The Calumet and Hecla Mining Company set the gold standard for education in the Copper Country. The company invested heavily in the schools of the mining community in order to attract a stable workforce grounded in a family-oriented society, and as the population increased, so did the number of schools; in time there were over 30 public and private schools in the area. Join Jeremiah Mason as he describes their history.
Mason, a graduate of the CLK school system, will use historical photographs to illustrate and describe the history of these schools. C&H built Washington School in 1875 under the direction of its president, Alexander Agassiz, who was also a noted scientist. It soon became known as the best in the state, and was considered to be among the best in the nation. Under Agassiz's influence, the company's commitment to public education extended beyond the Washington School, keeping pace with the growth of the community; in years to come, children would be able to attend schools in their own neighborhoods. As the population of the Calumet and Laurium area decreased, so did the number of schools. Some remain as boarded up behemoths on street corners, while others exist only in the memories of their former students.
This presentation will take place on Thursday, January 24th at 7:00 p.m. It will be held in the study hall at Calumet High School, located at 57070 Mine Street in Calumet.
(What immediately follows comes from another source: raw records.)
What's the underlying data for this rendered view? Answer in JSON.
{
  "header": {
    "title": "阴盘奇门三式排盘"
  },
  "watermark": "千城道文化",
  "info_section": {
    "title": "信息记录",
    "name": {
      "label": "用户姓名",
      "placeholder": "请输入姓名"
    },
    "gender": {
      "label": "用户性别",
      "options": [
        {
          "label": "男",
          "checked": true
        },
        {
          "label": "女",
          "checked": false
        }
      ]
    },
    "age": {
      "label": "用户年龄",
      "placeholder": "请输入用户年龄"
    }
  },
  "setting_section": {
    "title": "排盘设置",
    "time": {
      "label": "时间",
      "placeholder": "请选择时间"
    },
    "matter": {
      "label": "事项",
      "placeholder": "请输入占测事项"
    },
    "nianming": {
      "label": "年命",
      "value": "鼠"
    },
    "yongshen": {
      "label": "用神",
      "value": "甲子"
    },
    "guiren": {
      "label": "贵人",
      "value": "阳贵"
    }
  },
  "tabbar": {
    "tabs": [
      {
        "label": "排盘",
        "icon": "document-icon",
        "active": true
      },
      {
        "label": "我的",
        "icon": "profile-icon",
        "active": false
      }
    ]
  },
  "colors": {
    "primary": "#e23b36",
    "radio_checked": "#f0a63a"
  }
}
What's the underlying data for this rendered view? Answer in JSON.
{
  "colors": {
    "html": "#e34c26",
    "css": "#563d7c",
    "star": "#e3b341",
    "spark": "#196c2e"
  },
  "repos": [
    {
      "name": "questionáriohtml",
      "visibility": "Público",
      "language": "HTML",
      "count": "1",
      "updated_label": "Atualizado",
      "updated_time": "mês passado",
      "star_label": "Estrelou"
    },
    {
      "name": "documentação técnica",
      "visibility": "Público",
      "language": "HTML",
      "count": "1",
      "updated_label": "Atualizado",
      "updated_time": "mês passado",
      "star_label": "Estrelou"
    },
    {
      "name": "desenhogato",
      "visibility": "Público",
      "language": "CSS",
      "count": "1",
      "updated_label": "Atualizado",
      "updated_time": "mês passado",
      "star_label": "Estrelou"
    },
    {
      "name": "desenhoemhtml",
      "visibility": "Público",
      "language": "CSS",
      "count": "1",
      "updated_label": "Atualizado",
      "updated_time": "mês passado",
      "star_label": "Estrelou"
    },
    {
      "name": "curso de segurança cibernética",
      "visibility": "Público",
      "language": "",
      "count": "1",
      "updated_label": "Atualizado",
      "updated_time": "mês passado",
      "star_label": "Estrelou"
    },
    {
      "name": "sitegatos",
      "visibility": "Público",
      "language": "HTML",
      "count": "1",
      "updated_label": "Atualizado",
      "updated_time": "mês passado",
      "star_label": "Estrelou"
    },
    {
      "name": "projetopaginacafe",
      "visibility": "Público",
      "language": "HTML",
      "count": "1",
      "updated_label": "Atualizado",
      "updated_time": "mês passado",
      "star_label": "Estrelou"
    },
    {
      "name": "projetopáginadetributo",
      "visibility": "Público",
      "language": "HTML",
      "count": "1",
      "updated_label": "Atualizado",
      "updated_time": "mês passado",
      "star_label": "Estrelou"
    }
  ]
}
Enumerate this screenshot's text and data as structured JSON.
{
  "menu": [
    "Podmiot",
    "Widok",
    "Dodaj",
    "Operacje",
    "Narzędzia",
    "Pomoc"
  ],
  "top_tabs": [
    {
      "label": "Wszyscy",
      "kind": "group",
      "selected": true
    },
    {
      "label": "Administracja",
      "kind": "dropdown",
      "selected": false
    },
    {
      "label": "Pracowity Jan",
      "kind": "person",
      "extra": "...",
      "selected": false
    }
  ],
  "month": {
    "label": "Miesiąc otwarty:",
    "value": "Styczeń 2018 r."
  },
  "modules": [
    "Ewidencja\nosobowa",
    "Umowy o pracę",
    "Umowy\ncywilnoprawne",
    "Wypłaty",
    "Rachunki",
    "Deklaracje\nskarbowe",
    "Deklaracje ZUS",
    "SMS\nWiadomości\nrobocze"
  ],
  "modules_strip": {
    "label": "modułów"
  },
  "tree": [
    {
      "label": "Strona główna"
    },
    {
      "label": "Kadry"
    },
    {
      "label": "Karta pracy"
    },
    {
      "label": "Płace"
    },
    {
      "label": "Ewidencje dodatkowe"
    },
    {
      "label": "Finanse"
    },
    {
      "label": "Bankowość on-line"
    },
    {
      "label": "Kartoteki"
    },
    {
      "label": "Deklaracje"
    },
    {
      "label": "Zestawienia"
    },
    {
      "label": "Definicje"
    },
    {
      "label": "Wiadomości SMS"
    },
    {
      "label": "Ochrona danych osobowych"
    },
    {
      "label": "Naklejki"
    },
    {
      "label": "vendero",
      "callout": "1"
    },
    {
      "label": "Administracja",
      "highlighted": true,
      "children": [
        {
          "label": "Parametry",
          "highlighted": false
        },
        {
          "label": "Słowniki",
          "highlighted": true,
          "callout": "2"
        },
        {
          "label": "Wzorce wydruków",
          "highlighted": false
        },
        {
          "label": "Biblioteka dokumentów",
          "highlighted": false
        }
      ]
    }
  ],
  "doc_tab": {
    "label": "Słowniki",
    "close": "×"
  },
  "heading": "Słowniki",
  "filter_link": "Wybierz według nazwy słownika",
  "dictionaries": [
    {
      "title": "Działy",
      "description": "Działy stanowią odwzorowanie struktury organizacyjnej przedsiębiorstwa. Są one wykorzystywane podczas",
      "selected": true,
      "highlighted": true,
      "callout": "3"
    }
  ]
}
The Fourth Thursday in History series arranges public presentations on important aspects of Copper Country and regional history, including techniques for historic preservation. Presentations are scheduled in venues throughout the Keweenaw Peninsula, particularly at historic sites associated with specific topics. They are free and open to the public. Additional support for this event is being provided by CLK Schools.
For further information, including specific directions to this event, contact Keweenaw National Historical Park at (906) 337-3168.